What are the main substances that can make a calorie surplus, and the mechanism by which they can fatten?
The mechanism for the formation of fat is called Lipogensis. When more calories are taken in than used up through metabolism and exercise the body stores the excess energy as a glucose polymer called glycogen. When glycogen storage is full and caloric intake still exceeds expenditures then excess food is stored as fat. Insulin an enzyme produced by the pancreas plays a key role in controlling blood sugar levels and fat formation or lipogenesis.
The energy in food is consumed and used by the body through a process called respiration. In this multi-step process glucose is converted through glycolysis into two Pyruvate molecules, they are them converted into two Acetyl CoA molecules, which; are oxidized in the mitochondria of cells to produce Carbon dioxide and 36 ATP molecules. Adenosine triphosphate (ATP) is useful energy source for all cellular processes.
Lipogensis begins similar to respiration in that food/glucose is converted into Acetyl CoA, however; instead of being oxidized Acetyl CoA is reduced with the energy from ATP and the addition of hydrogen to form fatty acids.

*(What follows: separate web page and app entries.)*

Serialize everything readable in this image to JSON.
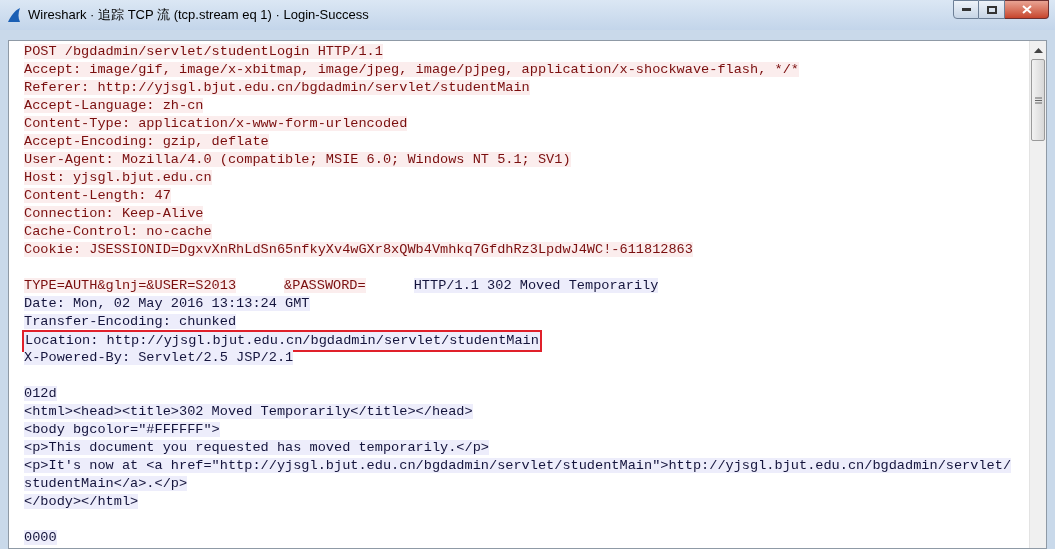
{
  "window": {
    "title": "Wireshark · 追踪 TCP 流 (tcp.stream eq 1) · Login-Success"
  },
  "stream": [
    {
      "kind": "client",
      "text": "POST /bgdadmin/servlet/studentLogin HTTP/1.1"
    },
    {
      "kind": "client",
      "text": "Accept: image/gif, image/x-xbitmap, image/jpeg, image/pjpeg, application/x-shockwave-flash, */*"
    },
    {
      "kind": "client",
      "text": "Referer: http://yjsgl.bjut.edu.cn/bgdadmin/servlet/studentMain"
    },
    {
      "kind": "client",
      "text": "Accept-Language: zh-cn"
    },
    {
      "kind": "client",
      "text": "Content-Type: application/x-www-form-urlencoded"
    },
    {
      "kind": "client",
      "text": "Accept-Encoding: gzip, deflate"
    },
    {
      "kind": "client",
      "text": "User-Agent: Mozilla/4.0 (compatible; MSIE 6.0; Windows NT 5.1; SV1)"
    },
    {
      "kind": "client",
      "text": "Host: yjsgl.bjut.edu.cn"
    },
    {
      "kind": "client",
      "text": "Content-Length: 47"
    },
    {
      "kind": "client",
      "text": "Connection: Keep-Alive"
    },
    {
      "kind": "client",
      "text": "Cache-Control: no-cache"
    },
    {
      "kind": "client",
      "text": "Cookie: JSESSIONID=DgxvXnRhLdSn65nfkyXv4wGXr8xQWb4Vmhkq7GfdhRz3LpdwJ4WC!-611812863"
    },
    {
      "kind": "blank"
    },
    {
      "kind": "mixed",
      "segments": [
        {
          "kind": "client",
          "text": "TYPE=AUTH&glnj=&USER=S2013"
        },
        {
          "kind": "redacted"
        },
        {
          "kind": "client",
          "text": "&PASSWORD="
        },
        {
          "kind": "redacted"
        },
        {
          "kind": "server",
          "text": "HTTP/1.1 302 Moved Temporarily"
        }
      ]
    },
    {
      "kind": "server",
      "text": "Date: Mon, 02 May 2016 13:13:24 GMT"
    },
    {
      "kind": "server",
      "text": "Transfer-Encoding: chunked"
    },
    {
      "kind": "server",
      "text": "Location: http://yjsgl.bjut.edu.cn/bgdadmin/servlet/studentMain",
      "highlighted": true
    },
    {
      "kind": "server",
      "text": "X-Powered-By: Servlet/2.5 JSP/2.1"
    },
    {
      "kind": "blank"
    },
    {
      "kind": "server",
      "text": "012d"
    },
    {
      "kind": "server",
      "text": "<html><head><title>302 Moved Temporarily</title></head>"
    },
    {
      "kind": "server",
      "text": "<body bgcolor=\"#FFFFFF\">"
    },
    {
      "kind": "server",
      "text": "<p>This document you requested has moved temporarily.</p>"
    },
    {
      "kind": "server",
      "text": "<p>It's now at <a href=\"http://yjsgl.bjut.edu.cn/bgdadmin/servlet/studentMain\">http://yjsgl.bjut.edu.cn/bgdadmin/servlet/"
    },
    {
      "kind": "server",
      "text": "studentMain</a>.</p>"
    },
    {
      "kind": "server",
      "text": "</body></html>"
    },
    {
      "kind": "blank"
    },
    {
      "kind": "server",
      "text": "0000"
    }
  ]
}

Calories function in one of two ways. If the individual consumes lots of calories and fails to burn those through body function and exercise, the calories will turn to fat usually in the abdomen, butt, and arm region. The human body will take the extra energy and store it as fat. If, however, you burn (through body maintenance--your body will use the extra energy to rebuild and repair the body) and exercise) more calories than you consume, you body will increase in lean body mass and muscle. That’s why exercise is crucial to losing weight. Building muscle creates lean body mass, and your body has to burn more calories to maintain the lean muscle mass.